## Excerpted data
BEGIN
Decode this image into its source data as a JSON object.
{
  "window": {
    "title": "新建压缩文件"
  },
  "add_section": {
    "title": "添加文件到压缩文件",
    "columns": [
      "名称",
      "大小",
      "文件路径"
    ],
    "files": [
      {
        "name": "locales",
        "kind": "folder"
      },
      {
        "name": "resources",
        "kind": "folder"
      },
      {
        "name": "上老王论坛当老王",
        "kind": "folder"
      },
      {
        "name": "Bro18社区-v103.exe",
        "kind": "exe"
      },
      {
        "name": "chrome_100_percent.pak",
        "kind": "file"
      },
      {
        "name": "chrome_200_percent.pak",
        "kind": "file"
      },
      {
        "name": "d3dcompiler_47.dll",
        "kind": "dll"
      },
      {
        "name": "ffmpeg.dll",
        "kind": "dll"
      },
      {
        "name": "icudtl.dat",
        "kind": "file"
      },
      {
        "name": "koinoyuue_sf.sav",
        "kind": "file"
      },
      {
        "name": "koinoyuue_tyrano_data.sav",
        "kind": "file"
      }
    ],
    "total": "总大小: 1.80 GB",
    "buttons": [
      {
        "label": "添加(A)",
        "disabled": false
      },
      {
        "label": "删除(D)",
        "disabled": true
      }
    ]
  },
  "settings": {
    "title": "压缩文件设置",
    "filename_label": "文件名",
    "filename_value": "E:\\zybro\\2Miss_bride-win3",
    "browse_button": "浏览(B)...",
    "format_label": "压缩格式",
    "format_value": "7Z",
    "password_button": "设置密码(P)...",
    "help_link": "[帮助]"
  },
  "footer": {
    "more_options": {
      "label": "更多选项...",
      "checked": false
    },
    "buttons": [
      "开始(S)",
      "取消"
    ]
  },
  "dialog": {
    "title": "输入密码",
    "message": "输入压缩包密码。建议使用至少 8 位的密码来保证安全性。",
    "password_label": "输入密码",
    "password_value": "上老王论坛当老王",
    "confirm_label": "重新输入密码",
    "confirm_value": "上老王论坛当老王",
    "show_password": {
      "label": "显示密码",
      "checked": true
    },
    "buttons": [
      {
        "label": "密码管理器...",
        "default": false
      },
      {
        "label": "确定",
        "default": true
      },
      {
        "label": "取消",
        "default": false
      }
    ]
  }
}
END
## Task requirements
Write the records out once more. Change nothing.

## Answer to this task
Decode this image into its source data as a JSON object.
{
  "window": {
    "title": "新建压缩文件"
  },
  "add_section": {
    "title": "添加文件到压缩文件",
    "columns": [
      "名称",
      "大小",
      "文件路径"
    ],
    "files": [
      {
        "name": "locales",
        "kind": "folder"
      },
      {
        "name": "resources",
        "kind": "folder"
      },
      {
        "name": "上老王论坛当老王",
        "kind": "folder"
      },
      {
        "name": "Bro18社区-v103.exe",
        "kind": "exe"
      },
      {
        "name": "chrome_100_percent.pak",
        "kind": "file"
      },
      {
        "name": "chrome_200_percent.pak",
        "kind": "file"
      },
      {
        "name": "d3dcompiler_47.dll",
        "kind": "dll"
      },
      {
        "name": "ffmpeg.dll",
        "kind": "dll"
      },
      {
        "name": "icudtl.dat",
        "kind": "file"
      },
      {
        "name": "koinoyuue_sf.sav",
        "kind": "file"
      },
      {
        "name": "koinoyuue_tyrano_data.sav",
        "kind": "file"
      }
    ],
    "total": "总大小: 1.80 GB",
    "buttons": [
      {
        "label": "添加(A)",
        "disabled": false
      },
      {
        "label": "删除(D)",
        "disabled": true
      }
    ]
  },
  "settings": {
    "title": "压缩文件设置",
    "filename_label": "文件名",
    "filename_value": "E:\\zybro\\2Miss_bride-win3",
    "browse_button": "浏览(B)...",
    "format_label": "压缩格式",
    "format_value": "7Z",
    "password_button": "设置密码(P)...",
    "help_link": "[帮助]"
  },
  "footer": {
    "more_options": {
      "label": "更多选项...",
      "checked": false
    },
    "buttons": [
      "开始(S)",
      "取消"
    ]
  },
  "dialog": {
    "title": "输入密码",
    "message": "输入压缩包密码。建议使用至少 8 位的密码来保证安全性。",
    "password_label": "输入密码",
    "password_value": "上老王论坛当老王",
    "confirm_label": "重新输入密码",
    "confirm_value": "上老王论坛当老王",
    "show_password": {
      "label": "显示密码",
      "checked": true
    },
    "buttons": [
      {
        "label": "密码管理器...",
        "default": false
      },
      {
        "label": "确定",
        "default": true
      },
      {
        "label": "取消",
        "default": false
      }
    ]
  }
}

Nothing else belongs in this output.